Next, we try some other gains combination. The new combination gives more weight on position and angle relative to control action signal:

Q = np.diag([1000, 0, 100, 0])
R = 1
K, S, E = ctrl.lqr(IP_sys,Q,R)
print(K)


[(-31.6227766	-18.39531133	57.42616018	10.98399441]]


IP_sys_closed = ctrl.ss(A-B*K, B, C, D, states=['pos','pos_d','ang', 'ang_d'],
inputs=['r'], outputs=['pos','ang'])
T, yout = ctrl.step_response(IP_sys_closed,T=np.arange(0, 5, 0.01))
plt.rcParams["figure.figsize"] = (12,8)
fig, (ax1, ax2) = plt.subplots(2)
ax1.plot(T, yout[0,:].T)
ax2.plot(T, yout[1,:].T)
ax1.set_xlabel('Time')
ax1.set_ylabel('Position')
ax1.grid(which='both')
ax2.set_xlabel('Time')
ax2.set_ylabel('Angle')
ax2.grid(which='both')



Inverted pendulum control results

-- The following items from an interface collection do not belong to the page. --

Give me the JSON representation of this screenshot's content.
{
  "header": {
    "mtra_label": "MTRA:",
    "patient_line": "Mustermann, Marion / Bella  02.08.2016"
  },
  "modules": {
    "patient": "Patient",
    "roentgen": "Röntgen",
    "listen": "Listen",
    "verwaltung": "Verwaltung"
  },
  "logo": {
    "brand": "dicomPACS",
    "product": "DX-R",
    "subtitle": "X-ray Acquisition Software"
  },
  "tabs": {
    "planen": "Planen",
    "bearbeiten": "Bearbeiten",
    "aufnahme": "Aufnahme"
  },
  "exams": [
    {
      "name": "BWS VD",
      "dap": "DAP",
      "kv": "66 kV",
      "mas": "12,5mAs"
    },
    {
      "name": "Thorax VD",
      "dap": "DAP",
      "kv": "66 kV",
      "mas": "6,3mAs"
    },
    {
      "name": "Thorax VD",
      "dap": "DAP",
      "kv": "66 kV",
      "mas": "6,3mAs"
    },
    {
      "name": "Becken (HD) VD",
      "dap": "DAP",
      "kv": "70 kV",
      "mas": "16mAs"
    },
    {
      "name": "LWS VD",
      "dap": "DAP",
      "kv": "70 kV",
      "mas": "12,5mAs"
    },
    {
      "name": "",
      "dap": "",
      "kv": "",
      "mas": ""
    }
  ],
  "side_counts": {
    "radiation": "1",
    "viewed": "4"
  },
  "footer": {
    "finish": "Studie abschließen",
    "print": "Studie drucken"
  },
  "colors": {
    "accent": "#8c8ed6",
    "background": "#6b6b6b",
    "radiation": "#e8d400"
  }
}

Now, we see that the overshoot and settling time are met. But there is a steady-state error at the position. We can eliminate this steady-state error by adding are scaling pre compensator $$N = 31.5$$

N = 31.5;
IP_sys_closed = ctrl.ss(A-B*K, B*N, C, D, states=['pos','pos_d','ang', 'ang_d'],
inputs=['r'], outputs=['pos','ang'])
T, yout = ctrl.step_response(IP_sys_closed,T=np.arange(0, 5, 0.01))
#plt.rcParams["figure.figsize"] = (12,8)
#plt.grid(which='both')
fig, (ax1, ax2) = plt.subplots(2)
ax1.plot(T, yout[0,:].T)
ax2.plot(T, yout[1,:].T)
ax1.set_xlabel('Time')
ax1.set_ylabel('Position')
ax1.grid(which='both')
ax2.set_xlabel('Time')
ax2.set_ylabel('Angle')
ax2.grid(which='both')



The final controller now meets the design requirements for our inverted pendulum system.